___ The data

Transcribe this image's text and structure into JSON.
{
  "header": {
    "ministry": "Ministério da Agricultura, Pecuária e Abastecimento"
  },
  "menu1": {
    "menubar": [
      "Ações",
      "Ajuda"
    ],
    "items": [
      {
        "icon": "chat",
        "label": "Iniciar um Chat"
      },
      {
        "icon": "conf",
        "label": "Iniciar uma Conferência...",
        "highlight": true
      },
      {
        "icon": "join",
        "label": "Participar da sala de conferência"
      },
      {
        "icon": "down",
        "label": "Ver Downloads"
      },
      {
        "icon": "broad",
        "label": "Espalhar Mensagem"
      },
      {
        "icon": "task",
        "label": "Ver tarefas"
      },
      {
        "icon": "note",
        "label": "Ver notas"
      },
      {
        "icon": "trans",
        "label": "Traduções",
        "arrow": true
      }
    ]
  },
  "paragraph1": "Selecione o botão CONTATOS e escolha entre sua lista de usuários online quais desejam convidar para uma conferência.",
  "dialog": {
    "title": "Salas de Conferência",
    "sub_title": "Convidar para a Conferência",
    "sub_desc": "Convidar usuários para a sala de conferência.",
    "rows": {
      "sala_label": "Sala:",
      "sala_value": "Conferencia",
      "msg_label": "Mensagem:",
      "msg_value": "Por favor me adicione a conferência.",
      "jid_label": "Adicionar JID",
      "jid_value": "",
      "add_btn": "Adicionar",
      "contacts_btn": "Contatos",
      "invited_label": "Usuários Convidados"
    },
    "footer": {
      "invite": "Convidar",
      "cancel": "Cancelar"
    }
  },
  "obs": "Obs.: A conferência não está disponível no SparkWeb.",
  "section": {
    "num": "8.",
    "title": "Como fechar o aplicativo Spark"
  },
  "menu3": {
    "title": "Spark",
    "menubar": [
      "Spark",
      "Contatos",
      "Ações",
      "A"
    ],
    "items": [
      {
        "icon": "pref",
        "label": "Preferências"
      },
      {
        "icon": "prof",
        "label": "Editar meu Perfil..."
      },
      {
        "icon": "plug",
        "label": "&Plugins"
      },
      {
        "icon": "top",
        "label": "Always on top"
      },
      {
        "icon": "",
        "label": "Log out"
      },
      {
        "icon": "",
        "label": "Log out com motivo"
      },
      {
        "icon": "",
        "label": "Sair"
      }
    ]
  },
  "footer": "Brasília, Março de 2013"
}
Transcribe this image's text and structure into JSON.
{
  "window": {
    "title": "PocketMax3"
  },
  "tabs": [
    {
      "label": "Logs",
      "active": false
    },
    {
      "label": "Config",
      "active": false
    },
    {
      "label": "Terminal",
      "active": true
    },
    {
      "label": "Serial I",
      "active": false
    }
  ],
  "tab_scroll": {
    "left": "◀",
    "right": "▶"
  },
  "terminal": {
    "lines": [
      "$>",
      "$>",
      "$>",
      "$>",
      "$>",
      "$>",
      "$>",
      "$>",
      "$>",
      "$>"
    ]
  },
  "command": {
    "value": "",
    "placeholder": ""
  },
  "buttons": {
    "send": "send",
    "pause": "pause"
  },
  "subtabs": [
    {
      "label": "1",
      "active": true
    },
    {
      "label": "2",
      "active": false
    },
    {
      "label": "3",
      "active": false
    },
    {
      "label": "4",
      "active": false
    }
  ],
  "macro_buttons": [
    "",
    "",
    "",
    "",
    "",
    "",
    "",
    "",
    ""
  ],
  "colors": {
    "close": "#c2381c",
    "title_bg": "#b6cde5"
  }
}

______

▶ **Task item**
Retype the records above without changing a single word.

▶ **Result of the task**
Transcribe this image's text and structure into JSON.
{
  "header": {
    "ministry": "Ministério da Agricultura, Pecuária e Abastecimento"
  },
  "menu1": {
    "menubar": [
      "Ações",
      "Ajuda"
    ],
    "items": [
      {
        "icon": "chat",
        "label": "Iniciar um Chat"
      },
      {
        "icon": "conf",
        "label": "Iniciar uma Conferência...",
        "highlight": true
      },
      {
        "icon": "join",
        "label": "Participar da sala de conferência"
      },
      {
        "icon": "down",
        "label": "Ver Downloads"
      },
      {
        "icon": "broad",
        "label": "Espalhar Mensagem"
      },
      {
        "icon": "task",
        "label": "Ver tarefas"
      },
      {
        "icon": "note",
        "label": "Ver notas"
      },
      {
        "icon": "trans",
        "label": "Traduções",
        "arrow": true
      }
    ]
  },
  "paragraph1": "Selecione o botão CONTATOS e escolha entre sua lista de usuários online quais desejam convidar para uma conferência.",
  "dialog": {
    "title": "Salas de Conferência",
    "sub_title": "Convidar para a Conferência",
    "sub_desc": "Convidar usuários para a sala de conferência.",
    "rows": {
      "sala_label": "Sala:",
      "sala_value": "Conferencia",
      "msg_label": "Mensagem:",
      "msg_value": "Por favor me adicione a conferência.",
      "jid_label": "Adicionar JID",
      "jid_value": "",
      "add_btn": "Adicionar",
      "contacts_btn": "Contatos",
      "invited_label": "Usuários Convidados"
    },
    "footer": {
      "invite": "Convidar",
      "cancel": "Cancelar"
    }
  },
  "obs": "Obs.: A conferência não está disponível no SparkWeb.",
  "section": {
    "num": "8.",
    "title": "Como fechar o aplicativo Spark"
  },
  "menu3": {
    "title": "Spark",
    "menubar": [
      "Spark",
      "Contatos",
      "Ações",
      "A"
    ],
    "items": [
      {
        "icon": "pref",
        "label": "Preferências"
      },
      {
        "icon": "prof",
        "label": "Editar meu Perfil..."
      },
      {
        "icon": "plug",
        "label": "&Plugins"
      },
      {
        "icon": "top",
        "label": "Always on top"
      },
      {
        "icon": "",
        "label": "Log out"
      },
      {
        "icon": "",
        "label": "Log out com motivo"
      },
      {
        "icon": "",
        "label": "Sair"
      }
    ]
  },
  "footer": "Brasília, Março de 2013"
}
Transcribe this image's text and structure into JSON.
{
  "window": {
    "title": "PocketMax3"
  },
  "tabs": [
    {
      "label": "Logs",
      "active": false
    },
    {
      "label": "Config",
      "active": false
    },
    {
      "label": "Terminal",
      "active": true
    },
    {
      "label": "Serial I",
      "active": false
    }
  ],
  "tab_scroll": {
    "left": "◀",
    "right": "▶"
  },
  "terminal": {
    "lines": [
      "$>",
      "$>",
      "$>",
      "$>",
      "$>",
      "$>",
      "$>",
      "$>",
      "$>",
      "$>"
    ]
  },
  "command": {
    "value": "",
    "placeholder": ""
  },
  "buttons": {
    "send": "send",
    "pause": "pause"
  },
  "subtabs": [
    {
      "label": "1",
      "active": true
    },
    {
      "label": "2",
      "active": false
    },
    {
      "label": "3",
      "active": false
    },
    {
      "label": "4",
      "active": false
    }
  ],
  "macro_buttons": [
    "",
    "",
    "",
    "",
    "",
    "",
    "",
    "",
    ""
  ],
  "colors": {
    "close": "#c2381c",
    "title_bg": "#b6cde5"
  }
}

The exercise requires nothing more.